The battle between theater operators and Netflix over the streamer’s refusal to abide by traditional theatrical windows has expanded to the Toronto International Film Festival, where the owner of one of the event’s largest venues — the Scotiabank Theatre, a multiplex owned by one of Canada’s largest chains — has told the festival that it will not show any film that is distributed by a streaming service over the festival’s 10-day run.
“Cineplex has been a great partner of TIFF’s for many years,” festival co-directors Cameron Bailey and Joana Vicente said in a statement. “This year, new restrictions were put in place in our use of their Scotiabank Theatre during the Festival. As a result, we have scheduled films from streaming services in other venues.”
Amazon declined comment. Cineplex, meanwhile, provided this statement to IndieWire: “There are hundreds of fantastic films screening as part of this year’s festival and with all those options we asked that our screens feature titles from studios who understand and appreciate the importance of the theatrical release model. We have a strong and longstanding partnership with TIFF and are proud of our role in creating memorable theatrical experiences for festivalgoers, now and for years to come.”

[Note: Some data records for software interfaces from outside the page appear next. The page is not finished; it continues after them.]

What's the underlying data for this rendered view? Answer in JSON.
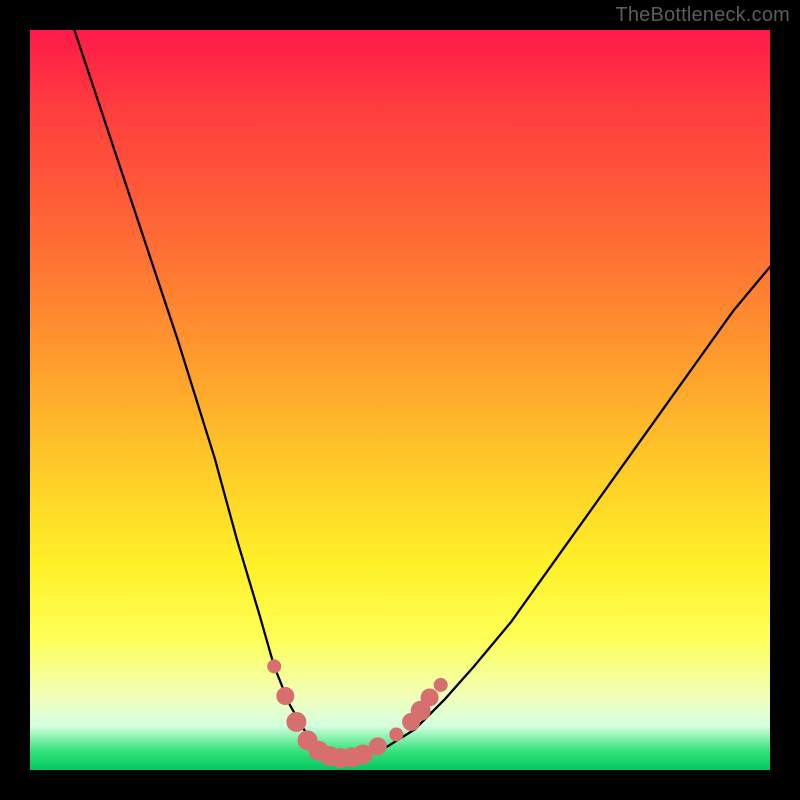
{
  "watermark": {
    "text": "TheBottleneck.com"
  },
  "chart_data": {
    "type": "line",
    "title": "",
    "xlabel": "",
    "ylabel": "",
    "xlim": [
      0,
      100
    ],
    "ylim": [
      0,
      100
    ],
    "series": [
      {
        "name": "bottleneck-curve",
        "x": [
          6,
          10,
          15,
          20,
          25,
          28,
          31,
          33,
          35,
          37,
          39,
          41,
          43,
          45,
          48,
          52,
          56,
          60,
          65,
          70,
          75,
          80,
          85,
          90,
          95,
          100
        ],
        "y": [
          100,
          88,
          73,
          58,
          42,
          31,
          21,
          14,
          9,
          5.5,
          3,
          2,
          1.5,
          2,
          3,
          5.5,
          9.5,
          14,
          20,
          27,
          34,
          41,
          48,
          55,
          62,
          68
        ],
        "color": "#000000",
        "width": 2.3
      }
    ],
    "markers": {
      "name": "bottom-dots",
      "points": [
        {
          "x": 33.0,
          "y": 14.0,
          "r": 7
        },
        {
          "x": 34.5,
          "y": 10.0,
          "r": 9
        },
        {
          "x": 36.0,
          "y": 6.5,
          "r": 10
        },
        {
          "x": 37.5,
          "y": 4.0,
          "r": 10
        },
        {
          "x": 39.0,
          "y": 2.6,
          "r": 10
        },
        {
          "x": 40.5,
          "y": 1.9,
          "r": 10
        },
        {
          "x": 42.0,
          "y": 1.6,
          "r": 10
        },
        {
          "x": 43.5,
          "y": 1.7,
          "r": 10
        },
        {
          "x": 45.0,
          "y": 2.1,
          "r": 10
        },
        {
          "x": 47.0,
          "y": 3.2,
          "r": 9
        },
        {
          "x": 49.5,
          "y": 4.8,
          "r": 7
        },
        {
          "x": 51.5,
          "y": 6.5,
          "r": 9
        },
        {
          "x": 52.8,
          "y": 8.0,
          "r": 10
        },
        {
          "x": 54.0,
          "y": 9.8,
          "r": 9
        },
        {
          "x": 55.5,
          "y": 11.5,
          "r": 7
        }
      ],
      "color": "#d86f6f"
    }
  }
}
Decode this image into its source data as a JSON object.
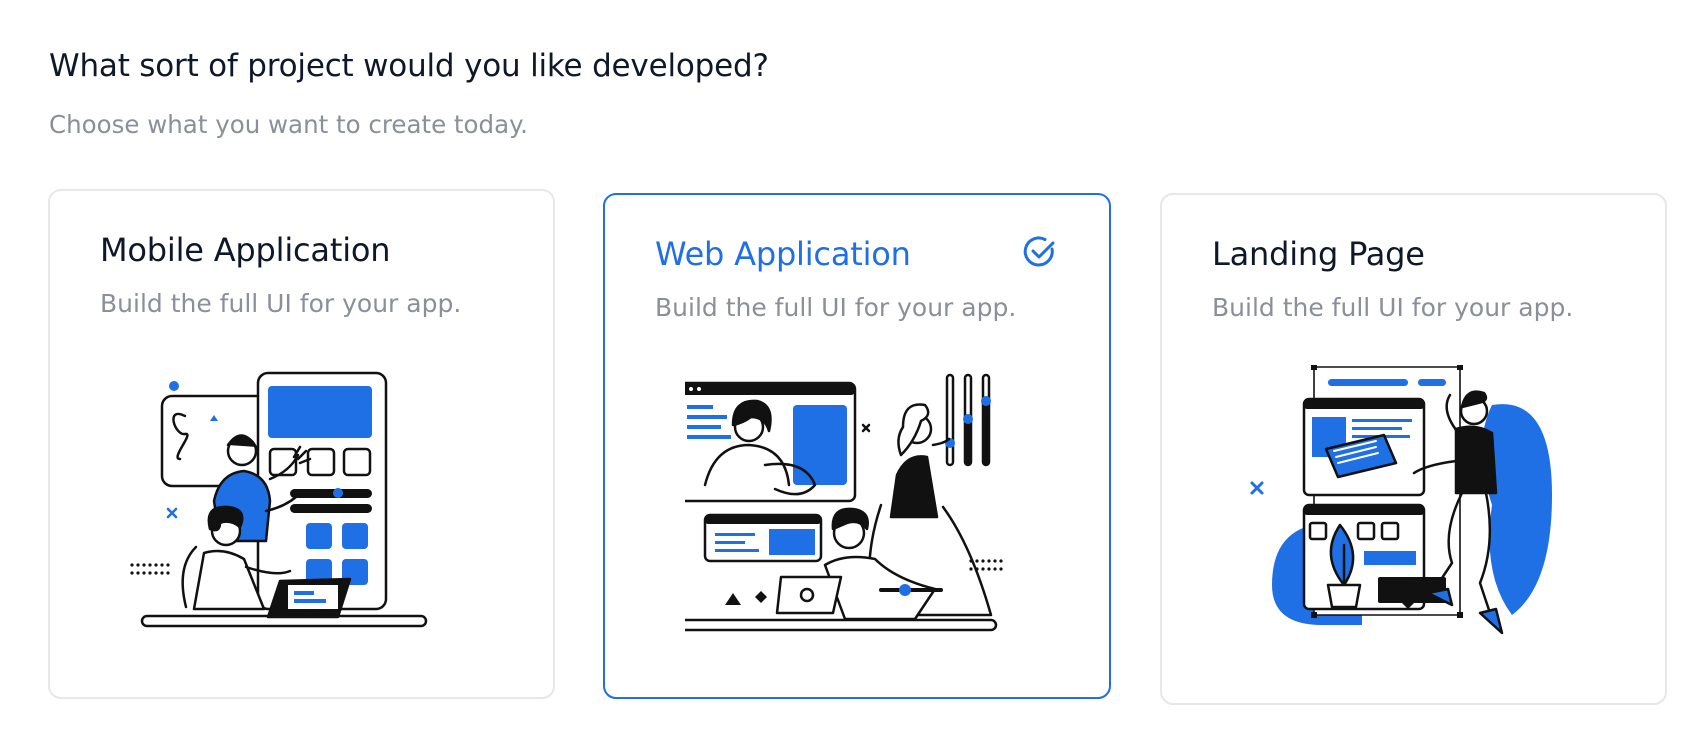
{
  "page": {
    "heading": "What sort of project would you like developed?",
    "subheading": "Choose what you want to create today."
  },
  "cards": [
    {
      "title": "Mobile Application",
      "description": "Build the full UI for your app.",
      "selected": false,
      "illustration": "mobile-app-illustration"
    },
    {
      "title": "Web Application",
      "description": "Build the full UI for your app.",
      "selected": true,
      "illustration": "web-app-illustration"
    },
    {
      "title": "Landing Page",
      "description": "Build the full UI for your app.",
      "selected": false,
      "illustration": "landing-page-illustration"
    }
  ],
  "colors": {
    "accent": "#1f6fe5",
    "title": "#0f172a",
    "muted": "#8a8f9a",
    "border": "#e5e7eb",
    "ink": "#111111"
  },
  "icons": {
    "selected_indicator": "check-circle-icon"
  }
}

The first to note the absence of Netflix titles was Globe and Mail editor Barry Hertz. With 14 screens and 4,500 seats, Scotiabank is the primary venue for non-premiere screenings at TIFF. On Saturday, those included hot films like Parasite, Pain and Glory, and Waves.
Netflix and Amazon’s non-premiere screenings are instead slated at the Bell Lightbox, which has six screens with seating that ranges from 522 to 41 per theater.
Amazon-distributed movies absent from the Scotiabank Theatre are the Cannes Jury Prize-winner Les Miserables, Shia LeBeouf memoir Honey Boy, Scott Z. Burns’ The Report, and The Aeronauts. A notable exception is the Amazon-co-financed The Goldfinch, which is being distributed by Warner Bros.
Among the eight Netflix titles at TIFF are Marriage Story, The Two Popes, The Laundromat and My Name Is Dolemite.
The exclusive 90-day theatrical window has become a life-or-death battleground between streamers and exhibitors. Most recently, Netflix tried — and failed — to get major exhibition chains like AMC, Regal, and Cinemark to screen Martin Scorsese’s The Irishman, offering the compromise of a 45-day window. The chains said they couldn’t go any lower than 75 days, and The Irishman will now get a exclusive limited theatrical release on independent screens November 1 before it goes to Netflix November 27.
After following traditional exhibition windows with earlier releases, Amazon has moved to a more Netflix-like model with movies like The Report and The Aeronauts, both of which will receive two-week theatrical releases before moving to Amazon Prime.